As Santos carries forward, he is met with a plethora of options: a drop ball to Abu, continue his dribble into the path of Zardes, a difficult pass to Kamara (who is just to the left of the image), a through ball to Meram or a lofted ball to Higuain, who is definitely offside.

Santos decides to thread the needle with a no-look-pass that goes between Meram and Higuain and right into the path of Kamara.

Now, the question is whether Kamara was offside when the pass was played. Above is a still frame from just before the pass is played. In this frame, Higuain is definitely offside while Kamara (whose yellow shoe you can just see) appears to be even with the final defender’s, Pele van Anholt, elbow.

Above is a still frame from right when the pass is played. Higuain is clearly offside. The zoomed in section shows Kamara and van Anholt at the moment the pass was played. It’s very difficult to tell whether Kamara is on or offside, but he looks to be almost exactly level.

It should be noted that every goal is reviewed by the VAR and therefore it was determined that Kamara was onside and no review was needed.

Back to the goal, as the ball heads toward Kamara, he is lining up to fire a one-touch-shot on goal.

Kamara is able to turn on Santos’ perfectly weighted pass . . .

. . . and easily scores the game-opening goal.

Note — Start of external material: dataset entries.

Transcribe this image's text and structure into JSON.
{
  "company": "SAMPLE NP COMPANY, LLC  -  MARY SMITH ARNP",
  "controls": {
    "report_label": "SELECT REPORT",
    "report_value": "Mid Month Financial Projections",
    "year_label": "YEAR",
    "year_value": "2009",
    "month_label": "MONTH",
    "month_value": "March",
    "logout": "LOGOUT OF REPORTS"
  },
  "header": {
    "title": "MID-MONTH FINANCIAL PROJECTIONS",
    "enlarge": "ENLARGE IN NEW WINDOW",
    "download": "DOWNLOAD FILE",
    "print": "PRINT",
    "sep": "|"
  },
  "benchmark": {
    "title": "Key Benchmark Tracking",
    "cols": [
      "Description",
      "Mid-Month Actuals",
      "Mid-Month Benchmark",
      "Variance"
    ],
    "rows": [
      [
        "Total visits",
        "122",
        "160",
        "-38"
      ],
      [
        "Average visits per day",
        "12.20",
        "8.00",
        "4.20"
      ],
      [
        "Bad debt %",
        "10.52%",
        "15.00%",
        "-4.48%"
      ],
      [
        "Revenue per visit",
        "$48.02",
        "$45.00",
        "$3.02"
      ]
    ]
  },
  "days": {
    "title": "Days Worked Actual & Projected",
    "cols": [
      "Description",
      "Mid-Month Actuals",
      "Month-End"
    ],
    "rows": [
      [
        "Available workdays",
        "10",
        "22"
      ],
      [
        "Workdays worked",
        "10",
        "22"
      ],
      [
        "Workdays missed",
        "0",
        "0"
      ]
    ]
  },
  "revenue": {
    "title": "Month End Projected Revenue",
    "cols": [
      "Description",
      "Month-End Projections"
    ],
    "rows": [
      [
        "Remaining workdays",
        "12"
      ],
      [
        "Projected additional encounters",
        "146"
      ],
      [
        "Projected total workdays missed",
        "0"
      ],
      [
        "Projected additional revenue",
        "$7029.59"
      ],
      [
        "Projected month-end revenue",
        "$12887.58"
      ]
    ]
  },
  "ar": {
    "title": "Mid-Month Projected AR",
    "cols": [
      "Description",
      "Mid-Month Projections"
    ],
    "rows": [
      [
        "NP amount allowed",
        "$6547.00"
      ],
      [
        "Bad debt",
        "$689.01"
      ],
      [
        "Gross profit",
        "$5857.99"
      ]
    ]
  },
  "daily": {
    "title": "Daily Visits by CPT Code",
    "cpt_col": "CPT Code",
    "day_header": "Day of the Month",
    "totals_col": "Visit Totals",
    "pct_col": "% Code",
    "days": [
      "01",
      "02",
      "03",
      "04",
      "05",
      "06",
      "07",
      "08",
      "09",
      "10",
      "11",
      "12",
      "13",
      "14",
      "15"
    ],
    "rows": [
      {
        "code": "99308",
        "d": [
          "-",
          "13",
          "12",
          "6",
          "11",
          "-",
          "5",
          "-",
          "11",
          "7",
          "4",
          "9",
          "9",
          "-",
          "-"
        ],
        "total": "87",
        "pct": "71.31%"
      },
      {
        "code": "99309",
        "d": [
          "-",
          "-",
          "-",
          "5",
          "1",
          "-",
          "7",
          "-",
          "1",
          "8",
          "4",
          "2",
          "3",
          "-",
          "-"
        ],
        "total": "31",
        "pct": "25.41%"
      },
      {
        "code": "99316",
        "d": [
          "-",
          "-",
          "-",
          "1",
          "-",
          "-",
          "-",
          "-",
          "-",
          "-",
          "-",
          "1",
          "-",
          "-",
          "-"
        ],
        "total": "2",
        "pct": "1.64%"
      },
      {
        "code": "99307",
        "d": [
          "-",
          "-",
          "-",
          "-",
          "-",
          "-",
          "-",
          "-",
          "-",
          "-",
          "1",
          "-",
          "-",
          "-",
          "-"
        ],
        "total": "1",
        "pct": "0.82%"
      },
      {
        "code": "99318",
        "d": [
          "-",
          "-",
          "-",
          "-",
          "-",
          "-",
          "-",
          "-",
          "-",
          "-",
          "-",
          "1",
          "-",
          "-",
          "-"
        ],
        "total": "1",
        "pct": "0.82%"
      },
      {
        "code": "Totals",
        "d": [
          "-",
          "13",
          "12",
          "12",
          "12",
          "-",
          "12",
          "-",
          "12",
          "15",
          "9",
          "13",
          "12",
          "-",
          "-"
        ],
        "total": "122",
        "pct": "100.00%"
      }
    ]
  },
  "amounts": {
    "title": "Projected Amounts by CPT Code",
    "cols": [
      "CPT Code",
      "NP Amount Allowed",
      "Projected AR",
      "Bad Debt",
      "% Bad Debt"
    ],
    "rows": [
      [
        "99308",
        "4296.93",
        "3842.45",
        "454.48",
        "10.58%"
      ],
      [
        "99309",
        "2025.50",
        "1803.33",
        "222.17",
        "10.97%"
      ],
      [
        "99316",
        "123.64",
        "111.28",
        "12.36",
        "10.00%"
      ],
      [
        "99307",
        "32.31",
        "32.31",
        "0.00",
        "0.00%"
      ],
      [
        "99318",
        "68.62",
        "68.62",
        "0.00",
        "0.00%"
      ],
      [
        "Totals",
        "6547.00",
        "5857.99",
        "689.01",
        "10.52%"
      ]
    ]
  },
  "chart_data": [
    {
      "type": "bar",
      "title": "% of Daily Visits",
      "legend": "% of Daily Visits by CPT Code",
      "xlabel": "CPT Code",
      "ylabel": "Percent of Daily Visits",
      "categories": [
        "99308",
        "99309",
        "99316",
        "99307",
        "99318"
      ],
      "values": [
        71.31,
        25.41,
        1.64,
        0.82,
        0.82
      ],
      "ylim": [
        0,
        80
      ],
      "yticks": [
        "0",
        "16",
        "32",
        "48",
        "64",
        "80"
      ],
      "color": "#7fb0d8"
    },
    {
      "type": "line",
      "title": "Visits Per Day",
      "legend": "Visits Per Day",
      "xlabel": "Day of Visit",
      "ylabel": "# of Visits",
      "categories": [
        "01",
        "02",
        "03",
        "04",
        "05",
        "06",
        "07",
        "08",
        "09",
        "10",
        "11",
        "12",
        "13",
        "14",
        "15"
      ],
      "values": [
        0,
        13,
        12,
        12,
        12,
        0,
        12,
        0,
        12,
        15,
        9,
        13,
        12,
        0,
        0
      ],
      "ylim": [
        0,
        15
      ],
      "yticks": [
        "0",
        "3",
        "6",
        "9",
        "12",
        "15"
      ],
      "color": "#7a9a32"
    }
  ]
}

  1. The Black & Gold offense is lethal when it successfully runs passing triangles.
  2. Both Higuain and Trapp made excellent runs into and out of the passing triangles. These runs opened up space, and Higuain’s run created enough defensive chaos to set up this goal.
  3. Santos’s no-look pass to Kamara was perfect. It’s difficult to tell whether Santos merely played the ball on the ground into a dangerous area or whether he intended to play the ball to Kamara, but the fact that it fell perfectly to the striker’s feet suggests that Santos intended to pass to Kamara.
  4. It’s difficult to tell whether Kamara was onside, but considering the video referee reviews every goal, it was determined he was in a legal playing space.